=== EXERCISE ===
The records that follow must be repeated verbatim, every one of them.

=== GIVEN RECORDS ===
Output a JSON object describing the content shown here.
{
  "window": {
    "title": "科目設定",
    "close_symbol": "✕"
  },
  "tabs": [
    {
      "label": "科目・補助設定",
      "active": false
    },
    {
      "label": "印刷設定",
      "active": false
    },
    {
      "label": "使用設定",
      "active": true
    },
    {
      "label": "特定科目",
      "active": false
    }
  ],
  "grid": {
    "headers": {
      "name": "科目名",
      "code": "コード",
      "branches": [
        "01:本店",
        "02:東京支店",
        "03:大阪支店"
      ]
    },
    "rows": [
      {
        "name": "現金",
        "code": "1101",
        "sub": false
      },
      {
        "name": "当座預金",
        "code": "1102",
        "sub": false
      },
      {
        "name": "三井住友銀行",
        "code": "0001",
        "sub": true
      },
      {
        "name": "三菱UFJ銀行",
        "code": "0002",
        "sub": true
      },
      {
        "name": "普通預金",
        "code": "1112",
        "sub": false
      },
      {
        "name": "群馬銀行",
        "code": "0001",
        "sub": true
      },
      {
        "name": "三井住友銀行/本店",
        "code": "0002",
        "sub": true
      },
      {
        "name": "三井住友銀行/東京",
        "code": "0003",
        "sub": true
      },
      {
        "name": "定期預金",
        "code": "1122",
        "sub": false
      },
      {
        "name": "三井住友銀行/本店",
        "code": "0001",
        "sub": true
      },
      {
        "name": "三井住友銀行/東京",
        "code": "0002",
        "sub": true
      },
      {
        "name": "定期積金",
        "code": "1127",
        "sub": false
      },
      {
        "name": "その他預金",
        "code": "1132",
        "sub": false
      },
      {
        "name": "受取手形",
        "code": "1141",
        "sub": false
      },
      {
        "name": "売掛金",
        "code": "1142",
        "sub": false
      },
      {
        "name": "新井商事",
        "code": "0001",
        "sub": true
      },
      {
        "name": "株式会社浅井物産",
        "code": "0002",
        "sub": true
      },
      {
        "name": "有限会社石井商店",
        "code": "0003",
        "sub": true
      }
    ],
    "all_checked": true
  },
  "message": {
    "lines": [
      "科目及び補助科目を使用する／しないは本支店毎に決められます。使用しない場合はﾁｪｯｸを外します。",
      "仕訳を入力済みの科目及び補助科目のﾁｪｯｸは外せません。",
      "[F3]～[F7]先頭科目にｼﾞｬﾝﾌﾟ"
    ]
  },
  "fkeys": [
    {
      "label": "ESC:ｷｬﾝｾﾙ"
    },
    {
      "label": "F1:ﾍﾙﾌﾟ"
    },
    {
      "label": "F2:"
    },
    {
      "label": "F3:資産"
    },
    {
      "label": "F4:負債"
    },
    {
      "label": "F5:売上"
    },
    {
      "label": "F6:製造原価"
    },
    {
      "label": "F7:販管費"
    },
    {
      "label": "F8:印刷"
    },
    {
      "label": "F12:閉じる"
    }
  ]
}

=== FINISHED TASK ===
Output a JSON object describing the content shown here.
{
  "window": {
    "title": "科目設定",
    "close_symbol": "✕"
  },
  "tabs": [
    {
      "label": "科目・補助設定",
      "active": false
    },
    {
      "label": "印刷設定",
      "active": false
    },
    {
      "label": "使用設定",
      "active": true
    },
    {
      "label": "特定科目",
      "active": false
    }
  ],
  "grid": {
    "headers": {
      "name": "科目名",
      "code": "コード",
      "branches": [
        "01:本店",
        "02:東京支店",
        "03:大阪支店"
      ]
    },
    "rows": [
      {
        "name": "現金",
        "code": "1101",
        "sub": false
      },
      {
        "name": "当座預金",
        "code": "1102",
        "sub": false
      },
      {
        "name": "三井住友銀行",
        "code": "0001",
        "sub": true
      },
      {
        "name": "三菱UFJ銀行",
        "code": "0002",
        "sub": true
      },
      {
        "name": "普通預金",
        "code": "1112",
        "sub": false
      },
      {
        "name": "群馬銀行",
        "code": "0001",
        "sub": true
      },
      {
        "name": "三井住友銀行/本店",
        "code": "0002",
        "sub": true
      },
      {
        "name": "三井住友銀行/東京",
        "code": "0003",
        "sub": true
      },
      {
        "name": "定期預金",
        "code": "1122",
        "sub": false
      },
      {
        "name": "三井住友銀行/本店",
        "code": "0001",
        "sub": true
      },
      {
        "name": "三井住友銀行/東京",
        "code": "0002",
        "sub": true
      },
      {
        "name": "定期積金",
        "code": "1127",
        "sub": false
      },
      {
        "name": "その他預金",
        "code": "1132",
        "sub": false
      },
      {
        "name": "受取手形",
        "code": "1141",
        "sub": false
      },
      {
        "name": "売掛金",
        "code": "1142",
        "sub": false
      },
      {
        "name": "新井商事",
        "code": "0001",
        "sub": true
      },
      {
        "name": "株式会社浅井物産",
        "code": "0002",
        "sub": true
      },
      {
        "name": "有限会社石井商店",
        "code": "0003",
        "sub": true
      }
    ],
    "all_checked": true
  },
  "message": {
    "lines": [
      "科目及び補助科目を使用する／しないは本支店毎に決められます。使用しない場合はﾁｪｯｸを外します。",
      "仕訳を入力済みの科目及び補助科目のﾁｪｯｸは外せません。",
      "[F3]～[F7]先頭科目にｼﾞｬﾝﾌﾟ"
    ]
  },
  "fkeys": [
    {
      "label": "ESC:ｷｬﾝｾﾙ"
    },
    {
      "label": "F1:ﾍﾙﾌﾟ"
    },
    {
      "label": "F2:"
    },
    {
      "label": "F3:資産"
    },
    {
      "label": "F4:負債"
    },
    {
      "label": "F5:売上"
    },
    {
      "label": "F6:製造原価"
    },
    {
      "label": "F7:販管費"
    },
    {
      "label": "F8:印刷"
    },
    {
      "label": "F12:閉じる"
    }
  ]
}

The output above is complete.